The Guardian UK’s art critic Jonathan Jones has written a blog entry on George Orwell and Salvador Dali. Jones’s comments come as the Dali exhibiton Liquid Desire opens at the National Gallery of Victoria. Knowing that certain pundits are fond of quoting or citing Orwell when it comes to questions of social responsibility in the arts, Jones has an interesting take on Orwell’s attitude to Dali and the avant garde:
George Orwell isn’t usually thought of as an art critic. The author of 1984 is rightly remembered as one of the great political journalists and witnesses of the 20th century. But his contribution to the literature of modern art is also worth celebrating. In 1944 Orwell wrote an essay called Benefit of Clergy: Some Notes on Salvador Dalí. It’s a meditation on Dalí’s book The Secret Life of Salvador Dalí, and concludes that the artist’s works are “diseased and disgusting, and any investigation ought to start out from that fact”.
Never judge an article by its final sentence. Benefit of Clergy is a rare attempt to express, or to honestly attain, an ambivalent view of something that divides people into irreconcilable camps. Modern art is controversial; it was in Orwell’s day and it is in ours. It’s not meant to be consensual: it’s meant to be a slap in the face.
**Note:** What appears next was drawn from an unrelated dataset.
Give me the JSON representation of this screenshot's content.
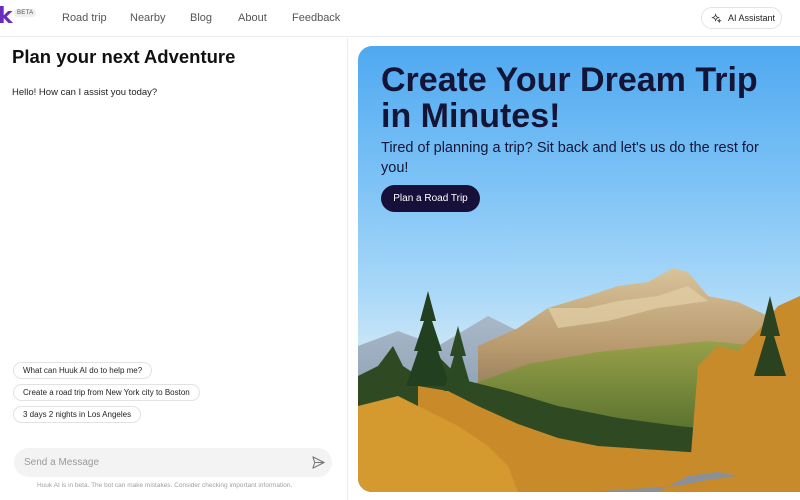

In his notes on Dalí, it’s clear that Orwell isn’t a big fan of surrealism, the shock art of his time. He is genuinely repulsed by the scatological details of Dalí’s art that today scarcely cause a shrug. But what’s fascinating and laudable is his attempt to find what he calls a “middle position” between conservative philistines who condemn the avant garde, and its promoters who indulge everything that someone like Dalí does and refuse to see it in a moral or political context.